How can we help people to easily surface stories that will improve sustainability? I’m experimenting with some questions. Applying them to myself in the first instance and seeing how this fits as others tell their stories.  I think there could be three questions everyone could ask to help us expand our consciousness:

1. Last week, who did you meet and what did you experience and what could be done to improve those experiences for you and others when viewed through a people and planet wellbeing lens?

2. Which of these things align with your core motivations?

3. What actions will you take as a result? 

How did this work for me?

Last week, we initiated a campaign at The Commons Fund to recruit more volunteers (100 applications already!) and realised how traditional recruitment processes still dominate, even when no remuneration is involved! Asymmetry even when no money changes hands!  Typically, ‘hiring managers’ hold all the power—from setting job specifications to selecting candidates. Shouldn’t we, especially in volunteer settings, start by asking, “What do you want?” At, we embrace a “Value Exchange” approach, actively working with volunteers to better align our mutual expectations.

We were inspired by a conversation with a new project we are onboarding (Project DEEP): an Indian non-profit that has transformed rural lives by granting villagers a one-time financial aid of 65,000 rupees (approximately £650). This support has freed them from debt and opened new agricultural and vocational opportunities—a truly incredible impact.

In contrast, we’ve seen the challenges faced by an individual grappling with severe mental health issues and internal conflicts within their project. This situation has unfortunately become detrimental, prompting them to seek a way out of an increasingly toxic environment.

After encouraging self-leadership among the 20 projects we support globally, they wanted to launch on a different tech platform that we had chosen. This community aims to refine projects collaboratively, focusing initially on enhancing their collective appeal and impact. This felt like a remarkably easy recommendation to endorse at this point.

Over the weekend, we learned a valuable lesson about capacity through a friend’s ambitious project to empower community members via educational initiatives. It highlighted the fine line between commitment and overextension.

Our exploration into the German Steward Ownership model revealed how it successfully delineates financial from organisational power in mission-driven organisations —a promising approach for sustainable governance.

Lastly, discussions with significant wealth holders shed light on the profound, diverse stories they encounter within their trust-based networks. These narratives, though varied, share a common theme—they all underscore the importance of people, the planet, and the transformative potential of technology in shaping the future. They also were uniquely tailored to the individual experiences of each wealth holder – a sheep dip would not work – only a respect for listening and drawing out command themes.

In looking back at my core motivations (my “mission” I think I called it) I believe a better world will only come from better stories and as diverse as these stories are, they all seem to have common. Hence these questions really and why I am writing this. When asking people “why?” 100 times – motivation always comes back to people and planet it seems.
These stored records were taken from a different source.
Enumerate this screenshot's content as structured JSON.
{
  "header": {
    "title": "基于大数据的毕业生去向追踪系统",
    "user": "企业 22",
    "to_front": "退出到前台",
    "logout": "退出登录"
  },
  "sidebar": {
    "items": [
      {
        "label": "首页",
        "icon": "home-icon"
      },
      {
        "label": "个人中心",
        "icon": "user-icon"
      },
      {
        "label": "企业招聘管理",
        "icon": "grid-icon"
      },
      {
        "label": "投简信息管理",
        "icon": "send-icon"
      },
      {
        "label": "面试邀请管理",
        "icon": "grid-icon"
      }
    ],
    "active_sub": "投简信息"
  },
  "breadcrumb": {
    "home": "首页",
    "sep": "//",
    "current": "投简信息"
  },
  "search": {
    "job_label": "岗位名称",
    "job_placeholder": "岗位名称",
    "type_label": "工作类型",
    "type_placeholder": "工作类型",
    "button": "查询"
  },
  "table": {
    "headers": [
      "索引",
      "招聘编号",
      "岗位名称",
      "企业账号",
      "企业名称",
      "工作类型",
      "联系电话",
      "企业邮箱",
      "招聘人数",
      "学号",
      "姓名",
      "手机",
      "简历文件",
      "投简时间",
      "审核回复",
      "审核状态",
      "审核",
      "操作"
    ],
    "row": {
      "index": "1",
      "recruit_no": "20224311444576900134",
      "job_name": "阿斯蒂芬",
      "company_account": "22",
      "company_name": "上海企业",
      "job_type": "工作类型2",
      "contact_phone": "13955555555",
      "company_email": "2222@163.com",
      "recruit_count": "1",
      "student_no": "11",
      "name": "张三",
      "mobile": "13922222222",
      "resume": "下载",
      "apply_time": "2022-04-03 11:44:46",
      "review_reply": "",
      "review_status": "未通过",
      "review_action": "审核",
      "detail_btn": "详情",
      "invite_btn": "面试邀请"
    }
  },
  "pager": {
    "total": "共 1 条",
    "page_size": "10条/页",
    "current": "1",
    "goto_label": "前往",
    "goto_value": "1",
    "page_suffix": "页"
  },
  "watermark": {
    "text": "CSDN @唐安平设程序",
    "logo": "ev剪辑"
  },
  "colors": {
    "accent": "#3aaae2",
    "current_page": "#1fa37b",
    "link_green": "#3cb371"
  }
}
These stories map well to The Commons Fund and help us understand better how providing financial and other support to individuals as they cultivate greater awareness and capabilities needed to pursue sustainability not just for themselves but for their communities and the planet.